This morning, I was watching TV, and while drinking coffee, I watched the channel that Isuma has in the community. It is a very good channel with mostly Inuktitut as the language and made mostly by Inuit. And I am not sure what the show was about, but there was a statement made by some Inuk, stating that the Arctic is a "harsh environment."
It is accurate to say that most people consider the Arctic to be a harsh environment, but i have to doubt that the original people first said the words "harsh" and "extreme" and "hard." I want to point out, how we take advantage of and how it deteriorates our sense of home and how words can affect how we view who we are and where we come from.
In a introduction by Soffia Gudmundsdottir, Executive Secretary, Protection of the Arctic Marine Environment, Environmental Programme, she states: "Historically, the harsh environment, difficulty of access to resources, and scattered nature of the population patterns has restricted rapid development and communication in the circumpolar Arctic region."
Even Arctic College, on a publication aptly titled, which made me smile, "Guidelines for Working with Inuit Elders", it states: "How to survive in a harsh environment, the study of the land and sea as well as the movements of animals, effects of the environment and the whole system of seasonal activities have to be taught. It should be a high priority now since very few of our knowledgeable elders remain."

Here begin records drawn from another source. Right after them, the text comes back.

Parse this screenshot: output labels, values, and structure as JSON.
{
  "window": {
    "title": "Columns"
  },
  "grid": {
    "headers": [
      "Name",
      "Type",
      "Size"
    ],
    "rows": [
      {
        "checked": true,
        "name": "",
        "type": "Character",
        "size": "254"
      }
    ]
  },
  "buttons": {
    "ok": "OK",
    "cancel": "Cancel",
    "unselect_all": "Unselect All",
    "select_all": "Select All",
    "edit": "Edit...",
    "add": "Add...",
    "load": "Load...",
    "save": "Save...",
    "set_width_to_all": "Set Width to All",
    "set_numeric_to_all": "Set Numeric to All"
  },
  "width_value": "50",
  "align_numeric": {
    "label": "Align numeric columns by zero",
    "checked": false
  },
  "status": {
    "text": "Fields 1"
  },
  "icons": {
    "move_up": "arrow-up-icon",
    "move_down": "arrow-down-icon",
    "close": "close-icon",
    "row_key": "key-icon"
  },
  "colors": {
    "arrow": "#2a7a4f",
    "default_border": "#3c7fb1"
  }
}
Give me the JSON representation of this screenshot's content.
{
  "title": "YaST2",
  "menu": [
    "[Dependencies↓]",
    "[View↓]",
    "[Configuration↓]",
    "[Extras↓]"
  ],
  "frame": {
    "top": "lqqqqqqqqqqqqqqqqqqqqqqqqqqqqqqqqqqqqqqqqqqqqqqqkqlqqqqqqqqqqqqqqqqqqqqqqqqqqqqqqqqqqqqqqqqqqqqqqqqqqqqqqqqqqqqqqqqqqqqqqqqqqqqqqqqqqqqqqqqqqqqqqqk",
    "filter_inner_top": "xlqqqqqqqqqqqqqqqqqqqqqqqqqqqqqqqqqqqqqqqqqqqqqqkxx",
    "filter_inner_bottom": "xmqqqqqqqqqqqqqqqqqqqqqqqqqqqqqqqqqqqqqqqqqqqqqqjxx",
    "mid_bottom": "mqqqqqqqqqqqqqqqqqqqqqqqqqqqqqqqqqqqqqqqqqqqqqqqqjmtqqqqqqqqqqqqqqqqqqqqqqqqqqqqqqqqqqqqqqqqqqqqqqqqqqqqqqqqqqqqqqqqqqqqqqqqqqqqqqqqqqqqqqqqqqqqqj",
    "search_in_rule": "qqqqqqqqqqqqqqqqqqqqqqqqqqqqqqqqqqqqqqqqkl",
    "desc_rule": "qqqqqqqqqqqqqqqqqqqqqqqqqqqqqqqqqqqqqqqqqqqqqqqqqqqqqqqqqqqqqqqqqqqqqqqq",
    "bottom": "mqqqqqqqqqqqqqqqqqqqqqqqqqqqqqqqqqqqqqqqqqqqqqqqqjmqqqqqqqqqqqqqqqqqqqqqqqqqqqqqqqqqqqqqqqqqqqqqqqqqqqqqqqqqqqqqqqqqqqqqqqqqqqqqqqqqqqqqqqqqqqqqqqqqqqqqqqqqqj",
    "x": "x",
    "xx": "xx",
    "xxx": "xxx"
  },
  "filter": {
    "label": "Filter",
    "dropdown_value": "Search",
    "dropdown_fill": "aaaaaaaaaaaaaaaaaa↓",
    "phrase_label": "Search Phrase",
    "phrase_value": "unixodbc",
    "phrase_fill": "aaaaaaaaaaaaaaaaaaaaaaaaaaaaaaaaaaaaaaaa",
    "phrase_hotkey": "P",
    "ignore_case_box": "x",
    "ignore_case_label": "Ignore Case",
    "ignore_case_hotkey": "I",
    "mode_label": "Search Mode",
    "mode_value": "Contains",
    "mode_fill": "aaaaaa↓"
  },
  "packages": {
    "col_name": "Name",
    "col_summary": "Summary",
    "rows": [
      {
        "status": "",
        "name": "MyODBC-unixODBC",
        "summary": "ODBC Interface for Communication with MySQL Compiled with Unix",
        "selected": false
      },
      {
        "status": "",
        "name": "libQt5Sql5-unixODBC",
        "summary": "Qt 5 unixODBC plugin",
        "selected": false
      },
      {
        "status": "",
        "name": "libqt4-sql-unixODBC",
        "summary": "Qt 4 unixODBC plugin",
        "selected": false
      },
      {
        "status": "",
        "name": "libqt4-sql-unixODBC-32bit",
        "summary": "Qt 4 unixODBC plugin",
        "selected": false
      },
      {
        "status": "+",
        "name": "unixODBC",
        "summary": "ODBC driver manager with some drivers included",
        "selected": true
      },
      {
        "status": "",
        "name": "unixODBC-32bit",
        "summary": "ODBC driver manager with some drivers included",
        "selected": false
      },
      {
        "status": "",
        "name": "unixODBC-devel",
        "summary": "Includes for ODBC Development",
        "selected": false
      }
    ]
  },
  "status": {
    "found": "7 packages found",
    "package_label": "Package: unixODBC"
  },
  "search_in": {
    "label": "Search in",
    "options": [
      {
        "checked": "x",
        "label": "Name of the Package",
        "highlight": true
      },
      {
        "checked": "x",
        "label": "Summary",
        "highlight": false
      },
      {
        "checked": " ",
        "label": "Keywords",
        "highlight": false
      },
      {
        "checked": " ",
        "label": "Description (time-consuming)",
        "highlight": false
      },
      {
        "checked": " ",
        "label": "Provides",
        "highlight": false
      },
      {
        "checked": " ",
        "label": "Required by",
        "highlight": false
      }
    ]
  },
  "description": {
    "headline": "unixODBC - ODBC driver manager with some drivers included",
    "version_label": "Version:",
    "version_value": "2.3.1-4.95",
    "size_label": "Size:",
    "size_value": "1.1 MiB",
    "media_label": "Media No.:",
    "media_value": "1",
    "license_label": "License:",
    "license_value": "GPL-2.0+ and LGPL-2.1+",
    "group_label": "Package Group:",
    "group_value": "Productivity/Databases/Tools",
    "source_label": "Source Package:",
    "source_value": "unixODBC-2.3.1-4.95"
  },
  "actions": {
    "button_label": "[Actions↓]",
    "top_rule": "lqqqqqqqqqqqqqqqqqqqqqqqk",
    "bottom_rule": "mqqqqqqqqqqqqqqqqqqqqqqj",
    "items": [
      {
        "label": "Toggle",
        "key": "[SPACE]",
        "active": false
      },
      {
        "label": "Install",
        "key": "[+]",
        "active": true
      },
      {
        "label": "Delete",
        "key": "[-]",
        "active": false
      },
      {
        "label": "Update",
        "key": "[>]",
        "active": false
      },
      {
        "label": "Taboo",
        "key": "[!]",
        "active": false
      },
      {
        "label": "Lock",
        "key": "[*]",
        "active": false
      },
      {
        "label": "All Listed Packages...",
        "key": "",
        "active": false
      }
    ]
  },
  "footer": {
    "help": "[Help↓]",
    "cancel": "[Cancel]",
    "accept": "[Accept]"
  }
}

And last but not least, from www.taloyoaknunavut.ca, it states this: "The arctic is one of the harshest environments you can find on the earth. Still, the Inuit and their ancestors have lived here for thousands of years. They built homes and developed perfectly adapted technologies from the limited resources available to feed and clothe themselves."
What these statements reflect is the fact that most people consider the Arctic to be harsh, or is an often used word describing the region.
And while I was watching TV this morning, I was reminded of Malcolm X and what he thought and said, why African Americans have a low self-esteem and what brought that.
He says: "Having complete control over Africa, the colonial powers of Europe had projected the image of Africa negatively... Jungle savages, cannibals, nothing civilized... We didn't want anybody telling us anything about Africa, much less calling us Africans. In hating Africa and in hating the Africans, we ended up hating ourselves...
"We hated our heads, we hated the shape of our nose... we hated the colour of our skin, hated the blood of Africa that was on our veins.
"We didn't have confidence in another black man... We didn't think a black man could do anything except play some horns, but in serious things, where our food, clothing, shelter, and education were concerned, we turned to the man. We never thought in terms of bringing these things into existence for ourselves, because we felt helpless. What made us feel helpless was our hatred for ourselves...
"It made us feel inferior; it made us feel inadequate; made us feel helpless. And when we fell victims to this feeling of inadequacy or inferiority or helplessness, we turned to somebody else to show us the way."
I'm not saying Inuit have a low-self-esteem, but if we do, can it be attributed to how we view not only ourselves but also our homes and our land? Is it due to people and ourselves telling us that we live a harsh life, which in turn, further harshens our lives?
If Malcolm X is true, then what Inuit are going through and been saying has to change our image and attitudes towards out land and lives.
The reason this is so strong of a concern for me is that i get uneasy when we label our environment as harsh. Yes, its colder than most parts, and yes we have a hard time travelling on it, but i would have to contest that it is hard, harsh, and extreme. It is the most beautiful piece of land on Earth, weather we have -50 weather, or that we don't see the sun, in some cases, for three months.
What Malcolm X has to say might be true in out case for our land and how we label ourselves as inhabitants of this land. Do you really want to be housed in a harsh living room? Do you want the people you love to label their land as extreme?
I cannot say if this is true, but in my experience, i have never heard of an older Inuk say that their environment is harsh. they might say it is tough, but harsh in itself, i suspect not. If you listen to an elder pray before a meal, listen to them, and if you understand Inuktitut, listen to the way they frame gratitude, theirs is always a context of animals and land and how they provide.
If we want, as people, to rise up from feeling that we are not doing our own thing in the land we live in, we have to change the way we treat words. Words, as they say, should not be taken lightly. If we are going to have to choose between governments and land claims, i think choosing and saying the right words about ourselves and how we label the land has to change not with the "outside" world, but with Inuit ourselves as well.
I want to know what you think?